This dissertation examines the Possibilities for creating social change through literary criticism by focusing on three American critics: Henry Louis Gates, Jr., Frank Lentricchia, and Edward Said. All three wrote Politically minded literary criticism during the 1980's and 1990's, decades that witnessed a broad-ranging attempt to roll back the change and turbulence associated with the 1960's. With regard to criticism, this attempt amounted to a challenge to literary theory, which was a radical way of thinking that crystallized in the 60's and early 70's and often carried revolutionary social hopes with it. As I suggest in the introduction, we are currently living in a moment in which the radical hopes fostered by literary theory co-exist uneasily with the counterrevolutionary movements of the 80's: the hopes and impulses still exist, but they have no adequate social outlets. Looking back to the 80's, I hope, will help clarify our moment, and Possibly Provide some resources for contemporary criticism.
My goal in each chapter is twofold: first, to understand the critic on his terms, second, to Put the criticism in dialogue with another body of literary or critical work in order to suggest its broader ramifications. With Henry Louis Gates, Jr., I argue that his effort to move African American literature and criticism into the mainstream of American literary study led him to maintain a view of race as an essence. Comparing his critical work with Hortense Spillers' Proves this Point, but also suggests that a more radical view of race remains in Gates' work. Frank Lentricchia tried to base a Political Program on the intimate experience of Pleasure that he felt when reading Poetry. Putting Philip Roth in conversation with Lentricchia reveals the impossibility of Lentricchia's Program, but also a different and more socially Productive Path for Lentricchia's interest in Pleasure. Edward Said tried to create spaces in his criticism where antagonism could be overcome. Reading Bharati Mukherjee's novel Jasmine (1989) next to Said suggests how useful Said's model can be, but also reminds us that Said only suggested, rather than applied, this model in his work.
|School:||University of Pittsburgh|
|School Location:||United States -- Pennsylvania|
|Source:||DAI-A 74/12(E), Dissertation Abstracts International|
|Subjects:||Modern literature, American literature|
|Keywords:||Gates, Henry Louis, Jr., Lentricchia, Frank, Literary theory, Mukherjee, Bharati, Roth, Philip, Said, Edward, Social change|
Copyright in each Dissertation and Thesis is retained by the author. All Rights Reserved
The supplemental file or files you are about to download were provided to ProQuest by the author as part of a
dissertation or thesis. The supplemental files are provided "AS IS" without warranty. ProQuest is not responsible for the
content, format or impact on the supplemental file(s) on our system. in some cases, the file type may be unknown or
may be a .exe file. We recommend caution as you open such files.

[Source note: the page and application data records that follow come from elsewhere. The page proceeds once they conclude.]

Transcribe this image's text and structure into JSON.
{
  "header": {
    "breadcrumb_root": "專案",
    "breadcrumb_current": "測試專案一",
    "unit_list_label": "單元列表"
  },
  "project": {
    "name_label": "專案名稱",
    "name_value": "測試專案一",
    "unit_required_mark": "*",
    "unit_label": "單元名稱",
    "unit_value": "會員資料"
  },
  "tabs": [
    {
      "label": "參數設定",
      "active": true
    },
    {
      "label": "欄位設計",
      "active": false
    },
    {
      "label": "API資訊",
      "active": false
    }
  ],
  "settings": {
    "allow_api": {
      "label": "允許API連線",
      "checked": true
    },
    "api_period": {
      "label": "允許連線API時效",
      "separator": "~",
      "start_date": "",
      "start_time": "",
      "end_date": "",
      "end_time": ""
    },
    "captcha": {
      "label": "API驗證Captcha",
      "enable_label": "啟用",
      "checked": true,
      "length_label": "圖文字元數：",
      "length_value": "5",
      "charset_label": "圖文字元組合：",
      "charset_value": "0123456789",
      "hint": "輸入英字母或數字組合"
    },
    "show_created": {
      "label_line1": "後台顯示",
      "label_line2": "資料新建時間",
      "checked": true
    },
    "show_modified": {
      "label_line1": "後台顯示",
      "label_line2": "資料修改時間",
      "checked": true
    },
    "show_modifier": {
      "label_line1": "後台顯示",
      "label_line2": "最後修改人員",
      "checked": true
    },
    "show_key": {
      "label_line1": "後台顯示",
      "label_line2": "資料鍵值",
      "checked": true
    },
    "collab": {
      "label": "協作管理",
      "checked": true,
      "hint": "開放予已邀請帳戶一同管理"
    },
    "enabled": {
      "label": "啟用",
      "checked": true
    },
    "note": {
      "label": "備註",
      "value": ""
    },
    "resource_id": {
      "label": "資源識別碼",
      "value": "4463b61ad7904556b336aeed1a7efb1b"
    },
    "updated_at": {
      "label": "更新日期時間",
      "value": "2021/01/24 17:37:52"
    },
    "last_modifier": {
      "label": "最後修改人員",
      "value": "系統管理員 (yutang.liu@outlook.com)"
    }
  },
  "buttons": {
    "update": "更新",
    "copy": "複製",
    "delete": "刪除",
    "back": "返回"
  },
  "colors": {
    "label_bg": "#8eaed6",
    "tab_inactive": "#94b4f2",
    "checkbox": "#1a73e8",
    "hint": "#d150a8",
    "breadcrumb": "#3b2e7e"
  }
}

Copyright of the original materials contained in the supplemental file is retained by the author and your access to the
supplemental files is subject to the ProQuest Terms and Conditions of use.
Depending on the size of the file(s) you are downloading, the system may take some time to download them. Please be